→ **Try it**
If a line in the listing below contains "this", return that line.

→ **Data under study**
● ● ●
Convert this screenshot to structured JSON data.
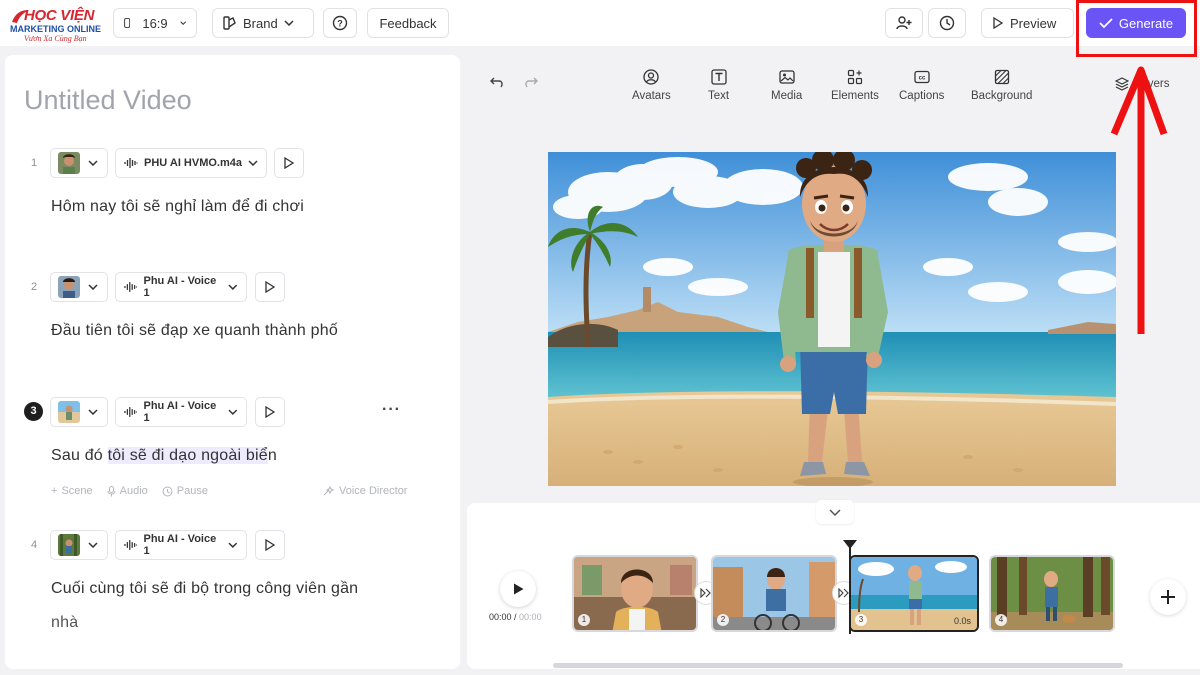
{
  "topbar": {
    "logo": {
      "main": "HỌC VIỆN",
      "sub": "MARKETING ONLINE",
      "tag": "Vươn Xa Cùng Bạn"
    },
    "aspect_label": "16:9",
    "brand_label": "Brand",
    "feedback_label": "Feedback",
    "preview_label": "Preview",
    "generate_label": "Generate",
    "highlight_color": "#ee1111",
    "accent_color": "#6b54f6"
  },
  "editor": {
    "title": "Untitled Video",
    "scenes": [
      {
        "num": "1",
        "voice": "PHU AI HVMO.m4a",
        "text": "Hôm nay tôi sẽ nghỉ làm để đi chơi"
      },
      {
        "num": "2",
        "voice": "Phu AI - Voice 1",
        "text": "Đầu tiên tôi sẽ đạp xe quanh thành phố"
      },
      {
        "num": "3",
        "voice": "Phu AI - Voice 1",
        "text_before": "Sau đó ",
        "text_highlight": "tôi sẽ đi dạo ngoài biể",
        "text_after": "n"
      },
      {
        "num": "4",
        "voice": "Phu AI - Voice 1",
        "text": "Cuối cùng tôi sẽ đi bộ trong công viên gần",
        "text_line2": "nhà"
      }
    ],
    "scene_tools": {
      "scene": "Scene",
      "audio": "Audio",
      "pause": "Pause",
      "voice_director": "Voice Director"
    }
  },
  "toolbar": {
    "avatars": "Avatars",
    "text": "Text",
    "media": "Media",
    "elements": "Elements",
    "captions": "Captions",
    "background": "Background",
    "layers": "Layers"
  },
  "timeline": {
    "current_time": "00:00",
    "total_time": "00:00",
    "clips": [
      {
        "num": "1"
      },
      {
        "num": "2"
      },
      {
        "num": "3",
        "duration": "0.0s"
      },
      {
        "num": "4"
      }
    ]
  }
}
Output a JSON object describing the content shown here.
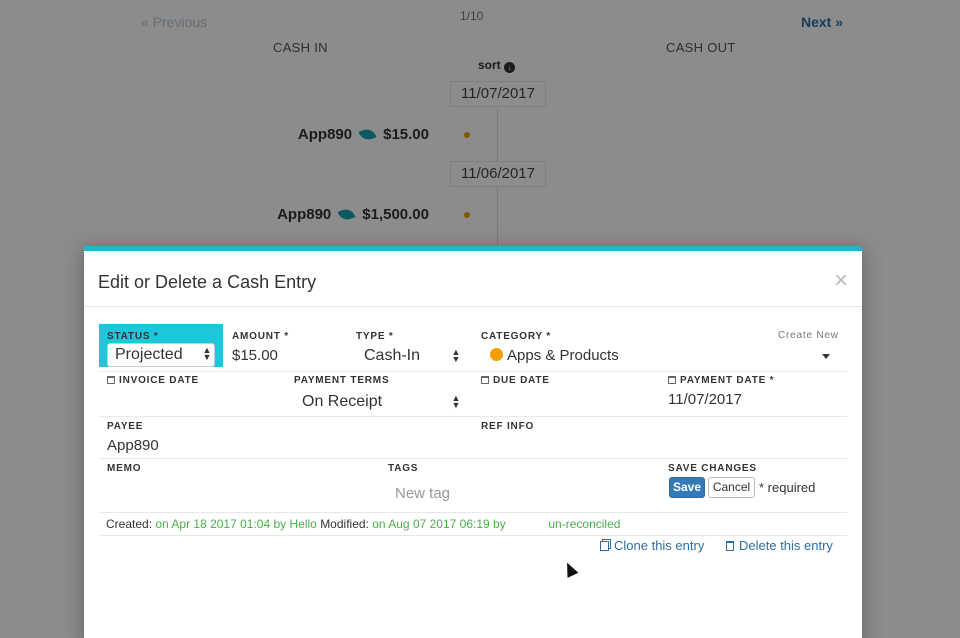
{
  "background": {
    "pager": {
      "previous": "« Previous",
      "count": "1/10",
      "next": "Next »"
    },
    "columns": {
      "cash_in": "CASH IN",
      "cash_out": "CASH OUT"
    },
    "sort_label": "sort",
    "groups": [
      {
        "date": "11/07/2017",
        "payee": "App890",
        "amount": "$15.00"
      },
      {
        "date": "11/06/2017",
        "payee": "App890",
        "amount": "$1,500.00"
      }
    ]
  },
  "modal": {
    "title": "Edit or Delete a Cash Entry",
    "close_glyph": "×",
    "status": {
      "label": "STATUS *",
      "value": "Projected"
    },
    "amount": {
      "label": "AMOUNT *",
      "value": "$15.00"
    },
    "type": {
      "label": "TYPE *",
      "value": "Cash-In"
    },
    "category": {
      "label": "CATEGORY *",
      "value": "Apps & Products",
      "create_new": "Create New"
    },
    "invoice_date": {
      "label": "INVOICE DATE",
      "value": ""
    },
    "payment_terms": {
      "label": "PAYMENT TERMS",
      "value": "On Receipt"
    },
    "due_date": {
      "label": "DUE DATE",
      "value": ""
    },
    "payment_date": {
      "label": "PAYMENT DATE *",
      "value": "11/07/2017"
    },
    "payee": {
      "label": "PAYEE",
      "value": "App890"
    },
    "ref_info": {
      "label": "REF INFO",
      "value": ""
    },
    "memo": {
      "label": "MEMO",
      "value": ""
    },
    "tags": {
      "label": "TAGS",
      "placeholder": "New tag"
    },
    "save_changes": {
      "label": "SAVE CHANGES",
      "save": "Save",
      "cancel": "Cancel",
      "required": "* required"
    },
    "meta": {
      "created_label": "Created:",
      "created_value": "on Apr 18 2017 01:04 by Hello",
      "modified_label": "Modified:",
      "modified_value": "on Aug 07 2017 06:19 by",
      "reconcile": "un-reconciled"
    },
    "actions": {
      "clone": "Clone this entry",
      "delete": "Delete this entry"
    }
  },
  "colors": {
    "accent": "#1bc7d8",
    "link": "#2e6da4",
    "category_dot": "#f0a000",
    "meta_green": "#4cae4c"
  }
}
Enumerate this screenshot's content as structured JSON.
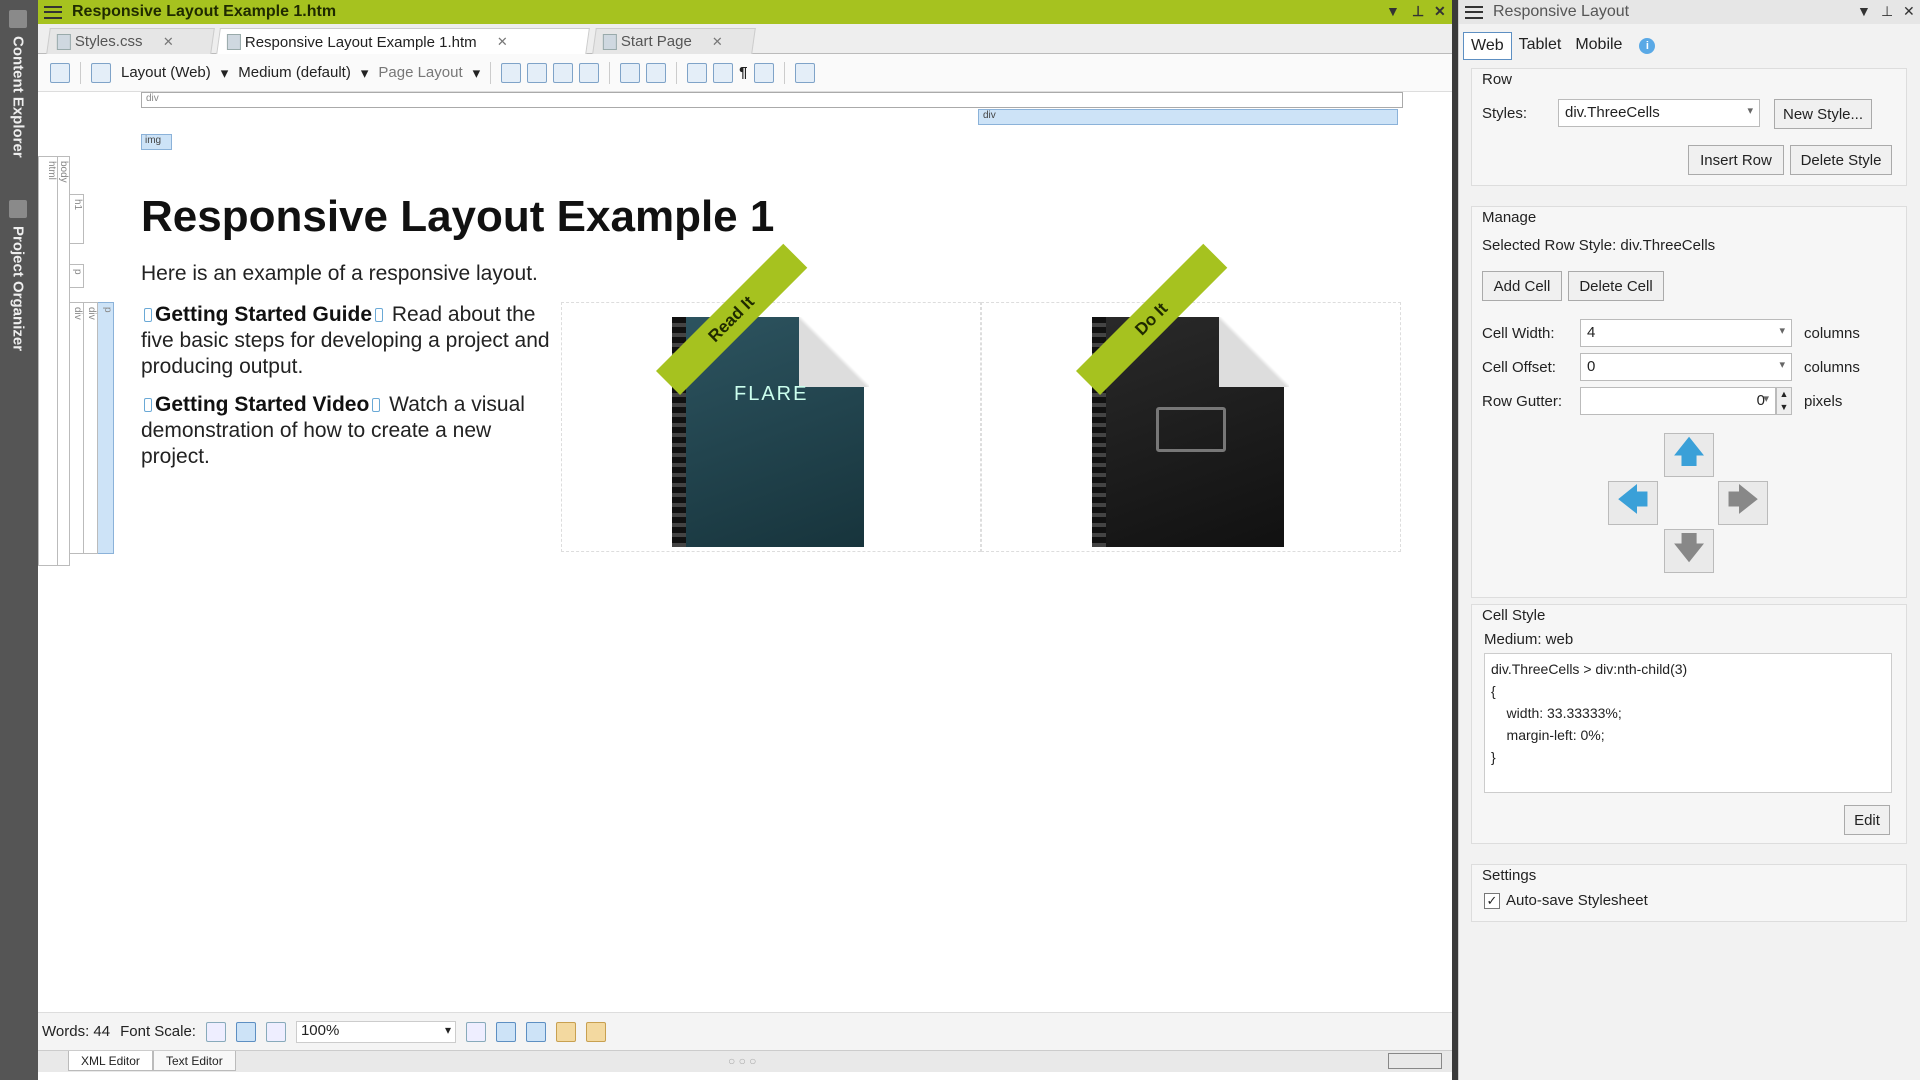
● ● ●
→ **Exercise answer**
Convert this screenshot to structured JSON data.
      "clone": "Clone this entry",
      "delete": "Delete this entry"
Enumerate this screenshot's content as structured JSON.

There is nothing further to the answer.